Always seeking to educate about the true impact
of marijuana legalization, Parents Opposed to Pot is launching a brand new
YouTube channel. The internet audience is bombarded with pro-pot
messages, and our kids are seeing these false narratives, so we want the
Parents Opposed to Pot channel to be the place where people can learn the
truth. Marijuana is harming people and communities. It is not helping our
Parents from every part of the country tell us that their teens claim “marijuana is safer than alcohol.” That’s because many teens take messages from social media and fake news.
The Surgeon General and Secretary of Health and Human Services issued a blunt warning today, clarifying why cannabis is not safe. Together with the heads of SAMHSA and NIDA, Dr. Jerome Adams and HHS Secretary Alex Azar spoke at a Press Conference today, detailing the risks of pot.
I was born in 1967 and my mom smoked while she was pregnant with me. So I was born premature at 4 lbs, and I contracted pneumonia. I spent the first month of my life in an incubator. Then I developed asthma and have lived with it all of my life. Back then the pot was a lot milder than the strains they are growing now, and I can’t imagine what kinds of birth defects and illnesses the new, stronger pot will cause in a developing fetus. Continue reading Stoned Parents from a Child’s Perspective→
Marijuana use is associated with an increased risk of prescription opioid use. The National Institute on Drug Abuse analyzed data from the National Epidemiologic Survey on Alcohol and Related Conditions and found respondents who reported past-year marijuana use in their initial interview had 2.2 times higher odds than nonusers for having a prescription opioid use disorder and 2.6 times greater odds of abusing prescription opioids.[i]

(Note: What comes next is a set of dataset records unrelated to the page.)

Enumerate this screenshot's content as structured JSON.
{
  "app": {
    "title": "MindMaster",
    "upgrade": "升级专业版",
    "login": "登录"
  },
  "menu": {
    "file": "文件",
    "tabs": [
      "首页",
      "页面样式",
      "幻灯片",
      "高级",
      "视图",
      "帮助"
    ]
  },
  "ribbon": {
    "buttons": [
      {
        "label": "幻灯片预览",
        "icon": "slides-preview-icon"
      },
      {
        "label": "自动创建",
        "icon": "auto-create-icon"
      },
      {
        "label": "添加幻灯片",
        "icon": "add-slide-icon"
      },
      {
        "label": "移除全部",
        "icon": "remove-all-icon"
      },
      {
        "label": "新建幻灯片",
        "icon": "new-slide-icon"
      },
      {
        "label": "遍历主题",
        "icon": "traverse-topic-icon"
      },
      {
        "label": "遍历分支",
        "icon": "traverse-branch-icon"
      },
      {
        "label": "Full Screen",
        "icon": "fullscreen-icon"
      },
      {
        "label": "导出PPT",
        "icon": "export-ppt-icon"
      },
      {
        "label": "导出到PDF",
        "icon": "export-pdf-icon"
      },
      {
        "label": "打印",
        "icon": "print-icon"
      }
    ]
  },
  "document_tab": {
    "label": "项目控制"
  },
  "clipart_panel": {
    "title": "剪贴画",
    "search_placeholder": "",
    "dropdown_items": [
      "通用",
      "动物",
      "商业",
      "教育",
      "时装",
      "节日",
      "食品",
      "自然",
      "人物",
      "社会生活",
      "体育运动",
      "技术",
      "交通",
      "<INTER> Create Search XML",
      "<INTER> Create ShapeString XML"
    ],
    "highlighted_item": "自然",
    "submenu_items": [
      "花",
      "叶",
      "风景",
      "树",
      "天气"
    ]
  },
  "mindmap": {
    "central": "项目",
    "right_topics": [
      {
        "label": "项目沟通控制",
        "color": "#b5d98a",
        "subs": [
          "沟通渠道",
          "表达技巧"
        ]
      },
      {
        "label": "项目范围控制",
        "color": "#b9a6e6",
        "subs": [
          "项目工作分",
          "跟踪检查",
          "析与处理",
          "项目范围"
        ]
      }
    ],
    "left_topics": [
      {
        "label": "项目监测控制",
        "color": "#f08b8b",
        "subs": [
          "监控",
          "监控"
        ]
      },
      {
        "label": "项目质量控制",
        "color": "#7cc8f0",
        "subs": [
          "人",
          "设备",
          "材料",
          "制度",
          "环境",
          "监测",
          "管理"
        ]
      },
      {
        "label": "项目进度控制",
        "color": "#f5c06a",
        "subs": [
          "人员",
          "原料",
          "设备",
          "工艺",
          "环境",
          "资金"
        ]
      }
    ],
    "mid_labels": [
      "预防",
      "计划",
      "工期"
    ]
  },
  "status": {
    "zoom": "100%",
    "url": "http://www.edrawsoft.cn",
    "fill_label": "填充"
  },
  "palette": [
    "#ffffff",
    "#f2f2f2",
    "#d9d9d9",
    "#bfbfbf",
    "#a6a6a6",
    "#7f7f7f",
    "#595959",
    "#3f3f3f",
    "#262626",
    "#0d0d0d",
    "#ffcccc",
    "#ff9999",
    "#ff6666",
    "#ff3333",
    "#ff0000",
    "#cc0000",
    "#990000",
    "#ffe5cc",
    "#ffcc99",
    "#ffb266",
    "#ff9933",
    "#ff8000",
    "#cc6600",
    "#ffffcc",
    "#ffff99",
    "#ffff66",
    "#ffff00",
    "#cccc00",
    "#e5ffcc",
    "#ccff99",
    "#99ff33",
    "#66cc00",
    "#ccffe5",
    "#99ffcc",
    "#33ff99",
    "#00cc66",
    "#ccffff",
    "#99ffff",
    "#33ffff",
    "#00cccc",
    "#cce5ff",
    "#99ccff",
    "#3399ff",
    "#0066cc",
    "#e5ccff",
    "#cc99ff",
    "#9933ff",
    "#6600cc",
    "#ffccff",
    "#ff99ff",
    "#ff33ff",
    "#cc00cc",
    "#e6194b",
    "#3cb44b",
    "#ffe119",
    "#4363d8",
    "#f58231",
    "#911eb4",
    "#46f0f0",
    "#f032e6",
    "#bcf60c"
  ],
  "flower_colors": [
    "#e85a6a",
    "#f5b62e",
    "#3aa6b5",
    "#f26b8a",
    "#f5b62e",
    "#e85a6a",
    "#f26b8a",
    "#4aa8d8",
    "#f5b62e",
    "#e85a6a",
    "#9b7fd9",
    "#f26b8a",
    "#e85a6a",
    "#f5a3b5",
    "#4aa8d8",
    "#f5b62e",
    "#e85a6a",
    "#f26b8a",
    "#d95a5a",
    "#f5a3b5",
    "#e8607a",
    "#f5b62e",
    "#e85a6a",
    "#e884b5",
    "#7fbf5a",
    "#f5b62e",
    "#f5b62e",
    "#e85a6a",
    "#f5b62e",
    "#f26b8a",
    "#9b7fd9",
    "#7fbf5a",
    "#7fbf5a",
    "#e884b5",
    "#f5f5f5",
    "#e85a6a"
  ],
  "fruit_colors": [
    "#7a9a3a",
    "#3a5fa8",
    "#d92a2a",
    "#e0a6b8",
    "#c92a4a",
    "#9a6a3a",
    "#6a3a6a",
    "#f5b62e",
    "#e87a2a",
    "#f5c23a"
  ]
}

Marijuana use seems to strengthen the relationship between pain and depression and anxiety, not ease it. A recent study that surveyed 150 adults receiving MAT examined whether marijuana use diminishes the relationships between pain, depression, and anxiety and whether self-efficacy influences these interactions. The study concluded that marijuana use strengthens the connection between feelings of pain and emotional distress. Marijuana use was also associated with a low sense of self-efficacy, making it harder for them to manage their symptoms.[ii]Continue reading Big Marijuana moves to exploit the Opioid Epidemic→